» **What the task requires**: What you return must match the records exactly, with every line included.

(Website and app data records)
* * *
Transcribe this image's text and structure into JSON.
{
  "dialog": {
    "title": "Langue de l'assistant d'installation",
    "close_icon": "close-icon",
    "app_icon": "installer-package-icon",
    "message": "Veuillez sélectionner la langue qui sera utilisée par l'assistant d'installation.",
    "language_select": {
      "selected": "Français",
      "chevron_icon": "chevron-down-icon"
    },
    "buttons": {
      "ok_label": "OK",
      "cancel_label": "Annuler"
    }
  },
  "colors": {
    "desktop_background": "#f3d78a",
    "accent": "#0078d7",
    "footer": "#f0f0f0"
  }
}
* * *
» **Output of the task**:
Transcribe this image's text and structure into JSON.
{
  "dialog": {
    "title": "Langue de l'assistant d'installation",
    "close_icon": "close-icon",
    "app_icon": "installer-package-icon",
    "message": "Veuillez sélectionner la langue qui sera utilisée par l'assistant d'installation.",
    "language_select": {
      "selected": "Français",
      "chevron_icon": "chevron-down-icon"
    },
    "buttons": {
      "ok_label": "OK",
      "cancel_label": "Annuler"
    }
  },
  "colors": {
    "desktop_background": "#f3d78a",
    "accent": "#0078d7",
    "footer": "#f0f0f0"
  }
}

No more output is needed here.